Since it’s an election year, the high government, CNE and the accountability institutions will keep a discrete silence so no scandal can taint the president’s campaign.
Not long ago, when Chavez personally realized he had been duped with the misallocation of money for a project he had announced with much fanfare, he had no choice but to talk publicly about the deception, to order an investigation and even to say he felt like executing the military men responsible.
These are facts that the comptroller doesn’t see, and since he doesn’t see them he doesn’t investigate them. These are the facts that G2 also takes a pass on, or doesn’t care about. And these are the matters that Chavez generally doesn’t address, since it’s impossible he doesn’t know. If the Barinas matter became an investigation, it was because Chavez felt cheated, since he’d gone as far as staging an Alo Presidente from the tomato processing plant that, despite the money allocated, was never put into operation. In other words, it was more an affront to his ego than disquiet about corruption as a real and serious matter.
Otherwise, there’s no way to explain how suddenly we see such prosperous figures inside chavismo, and how moderately successful businessmen suddenly take off to become first rank economic actors. They buy insurance companies. They become partners in banks big and small. They launch businesses. They buy newspapers and radio stations and TV stations. They start magazines. They are involved in huge contracts. Aren’t these signs of corruption?
It’s obvious. I think it was Luis Miquilena who once said that Chavez uses corruption as a means to pressure his allies. He trades his silence and inaction for their loyalty. How many ministers and officials at the Finance Ministry have been signalled for shady practices? To find out, you don’t need the Cuban G2. Everybody knows about it in the Banco Industrial, in Banfoandes, in the Central Bank, in the organizations that deal with financial matters on a daily basis. Chavez can’t pretend he doesn’t know about the baccanalia surrounding government deposits in private banks. In fact, he has known about this corrupt practice since the start of the revolution. He has been warned about it, there was even talk about centralizing government deposits in a Treasury Bank. But the party goes on. The trafficking in government deposits and insurance policies have yielded millions. And Miraflores knows that, and the business community knows that. In the last Venamcham survey they pointed to corruption and bureaucracy as the two factors that most inhibit the development of their businesses. Because, it’s worth noting in passing, middlemen in each transaction are making off with as much as 15 and even 20% of the deal.
But the comptroller doesn’t see it, even if he admitted to Panorama that “we are dealing with lots of accusations.” But where are the cases? A job for G2: investigating a comptroller’s office which, if it can’t see the obvious scams, certainly can’t see the sophisticated ones, like the capital flight taking place in spite of currency controls. Because experts have said that in the “imports” account (which last year amounted to $25 billion) there are all kinds of shady deals.
Corruption is out there.

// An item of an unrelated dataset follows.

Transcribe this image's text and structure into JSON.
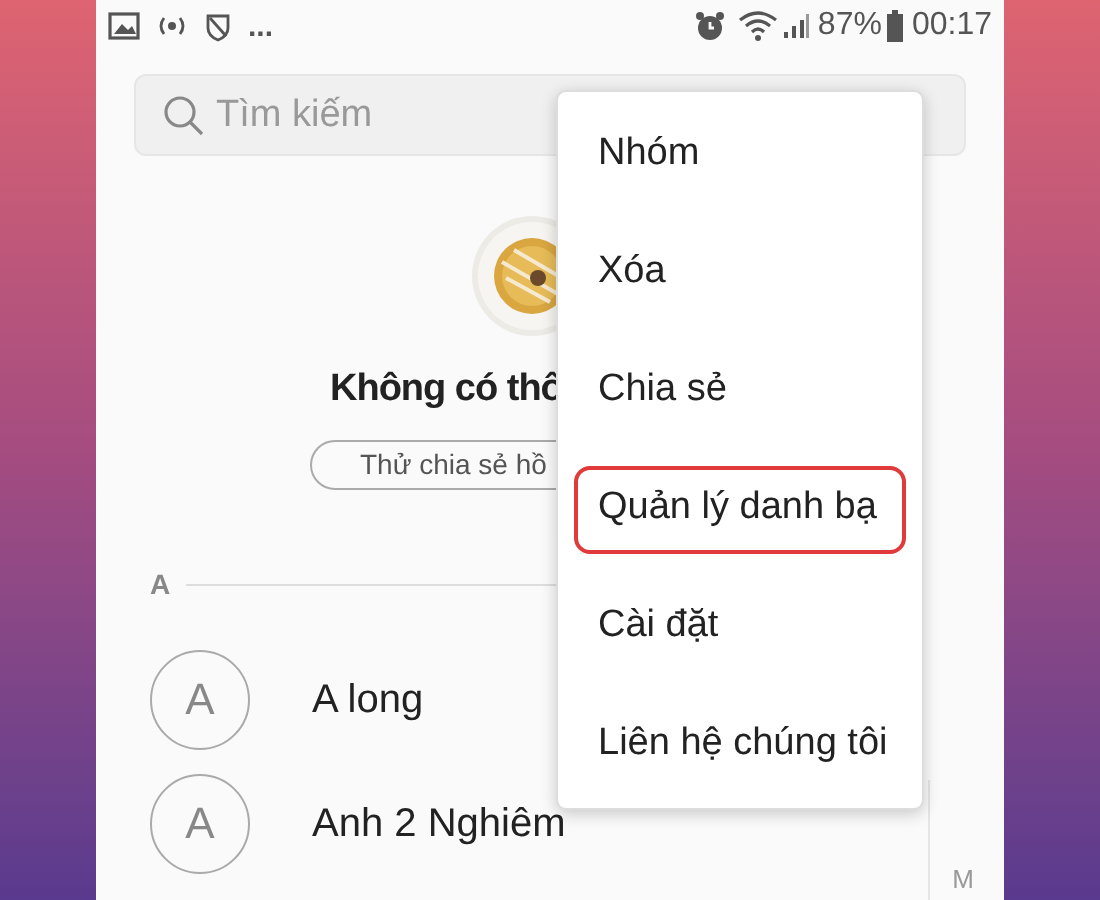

Having a party. We should note one thing. Just as corruption undermined the basis of representative democracy, adding fuel to Chavez’s anti-system discourse, history tells us that corruption will end up undermining Chavez’s socialist dream. Because even the reddest of revolutionaries is tempted by easy money: the great triumph of the bolibourgeoisie.
Caracas Chronicles is 100% reader-supported.
We’ve been able to hang on for 21 years in one of the craziest media landscapes in the world. We’ve seen different media outlets in Venezuela (and abroad) closing shop, something we’re looking to avoid at all costs. Your collaboration goes a long way in helping us weather the storm.Donate